BVRLA predicts prosperous 2018

Next year is predicted to be one of prosperity and opportunity for the UK vehicle rental and leasing industry, according to a report published by the BVRLA.

Despite gloomy predictions from elsewhere in the industry, the BVRLA’s 2018 Industry Outlook Report is upbeat.

BVRLA chief executive, Gerry Keaney said, ‘Our industry sees an opportunity to place itself at the centre of an increasingly fast-moving world of new automotive technology and mobility services. This week the government published an Industrial Strategy outlining its ambition to see the UK become the world’s most innovative nation by 2030. Our industry will help deliver this by embracing new technologies, not only relating to vehicle design and build, but also the way we interact with customers, operate fleets and use data.

‘Next year will bring a lot of change and as an increasing number of customers move from vehicle ownership to usership, our members will be ready to meet their needs; providing the expertise to guide customers and businesses to the right transport solution, considering affordability, sustainability and cost-effectiveness.

‘BVRLA members know their customers, understand their products and are experts in combining the two in the safest, most sustainable and cost-effective way. This is why they are now collectively responsible for almost five million vehicles– that’s one in eight cars, one in five vans and one in five trucks licensed on UK roads.’

The BVRLA report provides a collective industry view on eight key subject areas.

Digitisation – More investment is being made in the customer-facing elements of the business to provide a personal service that delivers brand loyalty. Digital services will require ongoing investment to harness every opportunity.

Air quality and emissions – Diesel dominance of the commercial vehicle market will not change yet. Uncertainties around air quality measures will drive more people towards renting and leasing. 2018 will be the year of the in-depth fleet review.

Personal leasing – Personal leasing will continue to nibble away at the ‘perk’ company car market and demand for grey fleet management is set to grow. PCP will remain under the spotlight.

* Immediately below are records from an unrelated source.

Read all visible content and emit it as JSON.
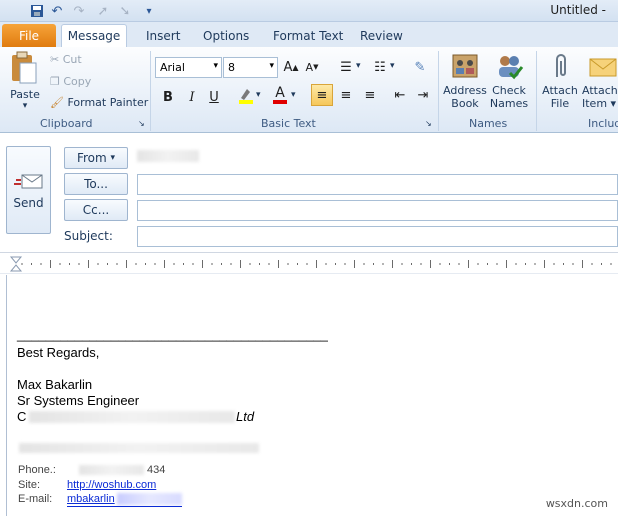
{
  "window": {
    "title": "Untitled - "
  },
  "qat": {
    "icons": [
      "save-icon",
      "undo-icon",
      "redo-icon",
      "up-arrow-icon",
      "down-arrow-icon",
      "customize-icon"
    ]
  },
  "tabs": [
    "File",
    "Message",
    "Insert",
    "Options",
    "Format Text",
    "Review"
  ],
  "clipboard": {
    "paste": "Paste",
    "cut": "Cut",
    "copy": "Copy",
    "format_painter": "Format Painter",
    "group": "Clipboard"
  },
  "basic_text": {
    "font": "Arial",
    "size": "8",
    "bold": "B",
    "italic": "I",
    "underline": "U",
    "group": "Basic Text"
  },
  "names": {
    "address_book_1": "Address",
    "address_book_2": "Book",
    "check_names_1": "Check",
    "check_names_2": "Names",
    "group": "Names"
  },
  "include": {
    "attach_file_1": "Attach",
    "attach_file_2": "File",
    "attach_item_1": "Attach",
    "attach_item_2": "Item ▾",
    "group": "Includ"
  },
  "header": {
    "send": "Send",
    "from": "From",
    "to": "To...",
    "cc": "Cc...",
    "subject": "Subject:"
  },
  "body": {
    "line": "___________________________________________",
    "regards": "Best Regards,",
    "name": "Max Bakarlin",
    "role": "Sr Systems Engineer",
    "company_first": "C",
    "company_suffix": "Ltd",
    "phone_label": "Phone.:",
    "phone_tail": "434",
    "site_label": "Site:",
    "site_url": "http://woshub.com",
    "email_label": "E-mail:",
    "email_value": "mbakarlin"
  },
  "watermark": "wsxdn.com"
}
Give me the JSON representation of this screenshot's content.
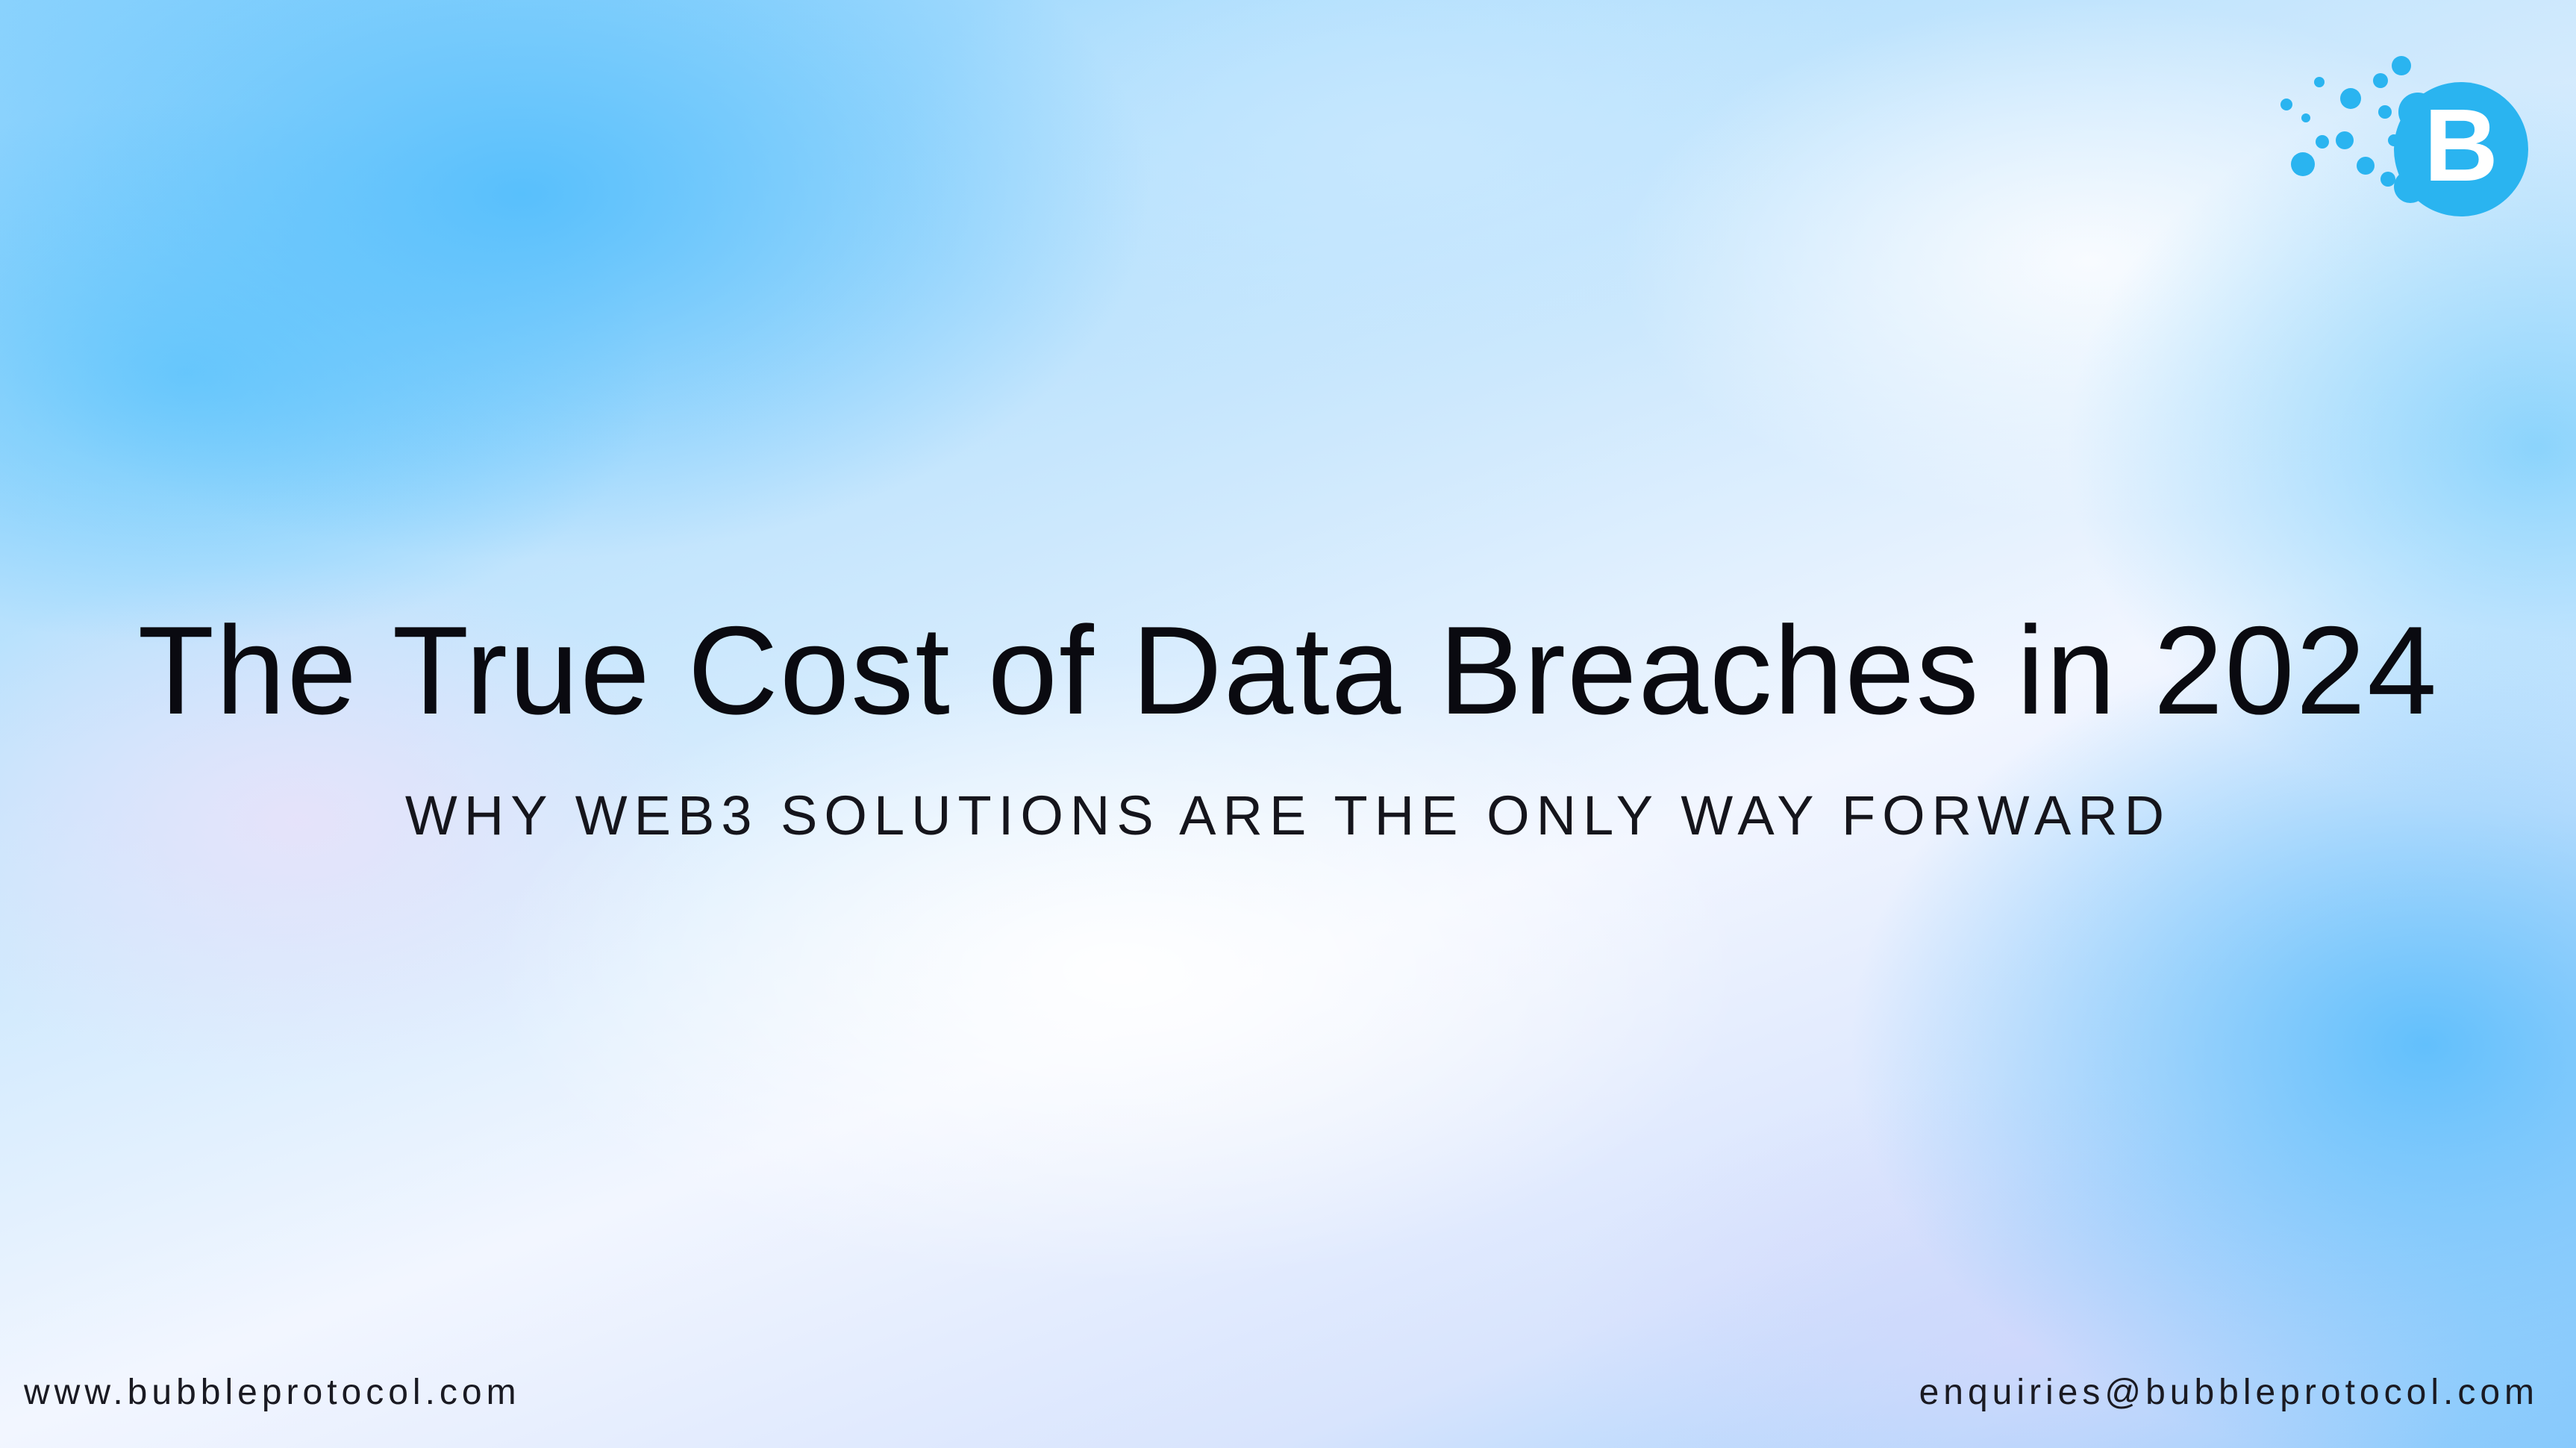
{
  "slide": {
    "title": "The True Cost of Data Breaches in 2024",
    "subtitle": "WHY WEB3 SOLUTIONS ARE THE ONLY WAY FORWARD"
  },
  "footer": {
    "website": "www.bubbleprotocol.com",
    "email": "enquiries@bubbleprotocol.com"
  },
  "logo": {
    "icon": "bubble-protocol-logo-icon",
    "letter": "B",
    "color": "#2ab4f0"
  },
  "colors": {
    "text": "#0a0a10",
    "accent": "#2ab4f0"
  }
}
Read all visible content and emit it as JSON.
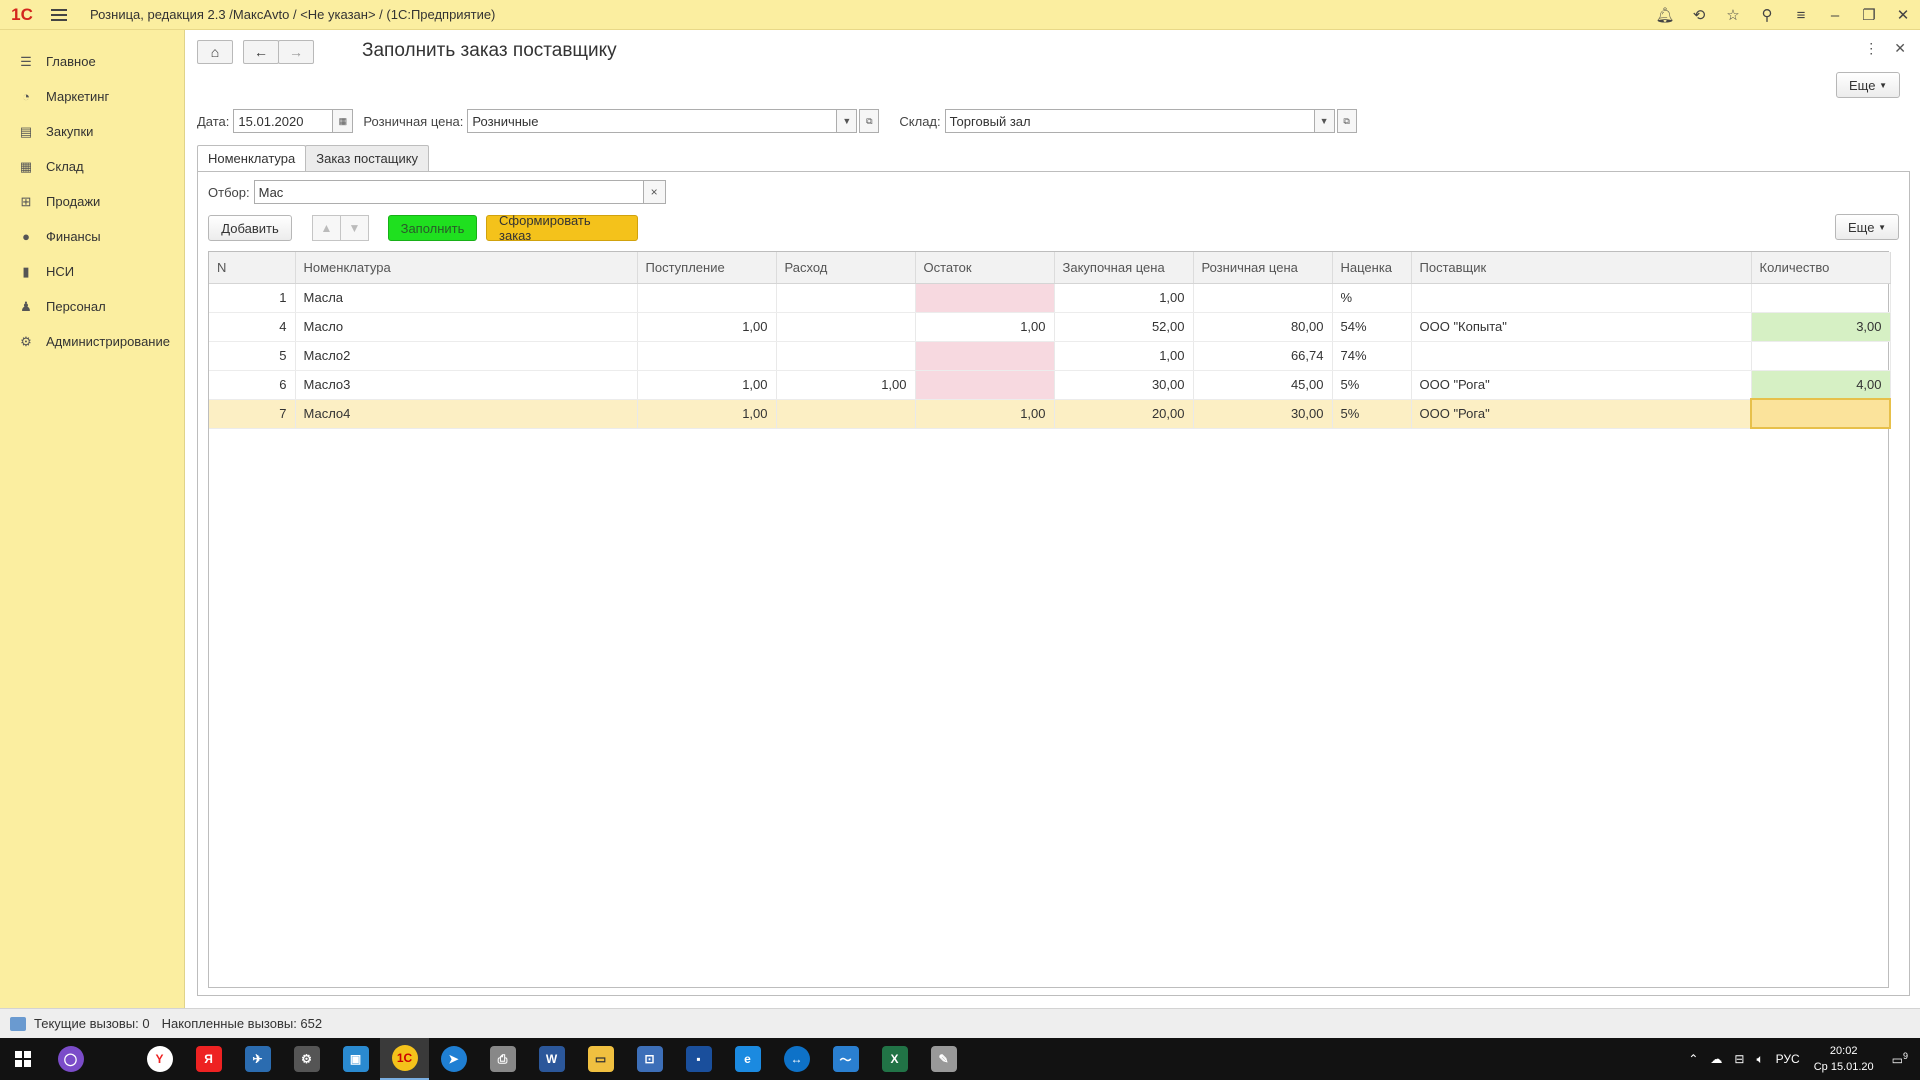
{
  "titlebar": {
    "logo": "1С",
    "title": "Розница, редакция 2.3 /МаксАvto / <Не указан> /  (1С:Предприятие)"
  },
  "sidebar": {
    "items": [
      {
        "label": "Главное",
        "icon": "menu-icon"
      },
      {
        "label": "Маркетинг",
        "icon": "pie-chart-icon"
      },
      {
        "label": "Закупки",
        "icon": "purchases-icon"
      },
      {
        "label": "Склад",
        "icon": "warehouse-icon"
      },
      {
        "label": "Продажи",
        "icon": "basket-icon"
      },
      {
        "label": "Финансы",
        "icon": "finance-icon"
      },
      {
        "label": "НСИ",
        "icon": "book-icon"
      },
      {
        "label": "Персонал",
        "icon": "person-icon"
      },
      {
        "label": "Администрирование",
        "icon": "gear-icon"
      }
    ]
  },
  "form": {
    "title": "Заполнить заказ поставщику",
    "more_label": "Еще",
    "date_label": "Дата:",
    "date_value": "15.01.2020",
    "price_label": "Розничная цена:",
    "price_value": "Розничные",
    "warehouse_label": "Склад:",
    "warehouse_value": "Торговый зал"
  },
  "tabs": [
    {
      "label": "Номенклатура",
      "active": true
    },
    {
      "label": "Заказ постащику",
      "active": false
    }
  ],
  "filter": {
    "label": "Отбор:",
    "value": "Мас",
    "clear": "×"
  },
  "toolbar": {
    "add_label": "Добавить",
    "fill_label": "Заполнить",
    "order_label": "Сформировать заказ",
    "more_label": "Еще",
    "colors": {
      "fill": "#1fe01f",
      "order": "#f4c21b"
    }
  },
  "table": {
    "columns": [
      "N",
      "Номенклатура",
      "Поступление",
      "Расход",
      "Остаток",
      "Закупочная цена",
      "Розничная цена",
      "Наценка",
      "Поставщик",
      "Количество"
    ],
    "rows": [
      {
        "n": "1",
        "name": "Масла",
        "in": "",
        "out": "",
        "rest": "",
        "buy": "1,00",
        "retail": "",
        "markup": "%",
        "supplier": "",
        "qty": ""
      },
      {
        "n": "4",
        "name": "Масло",
        "in": "1,00",
        "out": "",
        "rest": "1,00",
        "buy": "52,00",
        "retail": "80,00",
        "markup": "54%",
        "supplier": "ООО \"Копыта\"",
        "qty": "3,00"
      },
      {
        "n": "5",
        "name": "Масло2",
        "in": "",
        "out": "",
        "rest": "",
        "buy": "1,00",
        "retail": "66,74",
        "markup": "74%",
        "supplier": "",
        "qty": ""
      },
      {
        "n": "6",
        "name": "Масло3",
        "in": "1,00",
        "out": "1,00",
        "rest": "",
        "buy": "30,00",
        "retail": "45,00",
        "markup": "5%",
        "supplier": "ООО \"Рога\"",
        "qty": "4,00"
      },
      {
        "n": "7",
        "name": "Масло4",
        "in": "1,00",
        "out": "",
        "rest": "1,00",
        "buy": "20,00",
        "retail": "30,00",
        "markup": "5%",
        "supplier": "ООО \"Рога\"",
        "qty": ""
      }
    ]
  },
  "statusbar": {
    "current_calls": "Текущие вызовы: 0",
    "total_calls": "Накопленные вызовы: 652"
  },
  "taskbar": {
    "lang": "РУС",
    "time": "20:02",
    "date": "Ср 15.01.20",
    "notifications": "9"
  }
}
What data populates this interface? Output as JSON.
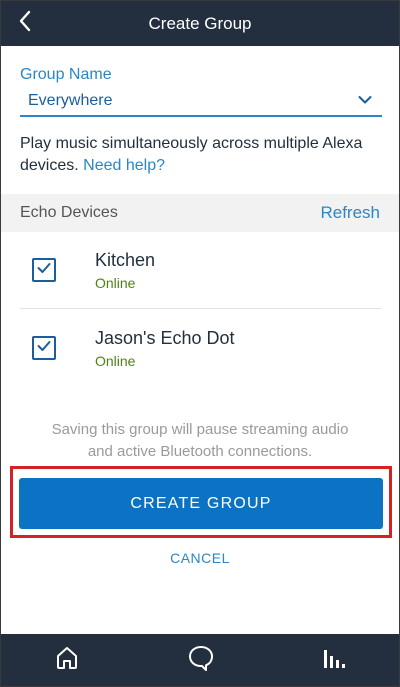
{
  "header": {
    "title": "Create Group",
    "back_icon": "chevron-left-icon"
  },
  "group": {
    "label": "Group Name",
    "value": "Everywhere",
    "dropdown_icon": "chevron-down-icon"
  },
  "description": {
    "text": "Play music simultaneously across multiple Alexa devices.",
    "help_link": "Need help?"
  },
  "devices_section": {
    "title": "Echo Devices",
    "refresh_label": "Refresh",
    "devices": [
      {
        "name": "Kitchen",
        "status": "Online",
        "checked": true
      },
      {
        "name": "Jason's Echo Dot",
        "status": "Online",
        "checked": true
      }
    ]
  },
  "note": {
    "line1": "Saving this group will pause streaming audio",
    "line2": "and active Bluetooth connections."
  },
  "actions": {
    "create_label": "CREATE GROUP",
    "cancel_label": "CANCEL"
  },
  "bottom_nav": {
    "items": [
      "home-icon",
      "chat-icon",
      "equalizer-icon"
    ]
  },
  "colors": {
    "header_bg": "#232f3e",
    "accent": "#2a86c7",
    "primary_button": "#0c72c4",
    "status_online": "#508119",
    "highlight": "#d42027"
  }
}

Connected vehicles and data – We will see ‘connected consolidation’ as companies get to grips with GDPR compliance and agree terms for working with vehicle and driver data. Operators will increasingly rely on ‘brought-in’ rather than ‘built-in’ connectivity using smartphone apps and dashcams.

Mobility services – App-delivered, dealership-based car rental is coming. New technology, electrification and corporate demand will drive a 20% increase in the car club fleet. Although integrated mobility as a service won’t take off on 2018, the range of individual mobility services on offer will grow.

Electric vehicles – Hybrids will dominate EV registrations and improvements in real-world MPG and CO2 will make them an attractive alternative to diesel. We don’t expect to see EV growth in the commercial vehicle market. 2018 will not be a ‘breakthrough’ year for plug-in vehicles.

Advanced Driver Assistance Systems – ADAS re-calibration will become a headache for fleet operators. The independent repair and maintenance market will struggle to meet the demands of an increasingly complex range of vehicles.

Commercial vehicles – The CV market will continue to polarize between firms working with HGVs and LCVs. Rising use of safety technology will avert the need for regulation of the LCV market. There will be growing concerns around the risk profile of a new generation of self-employed, ‘gig-economy’ van drivers.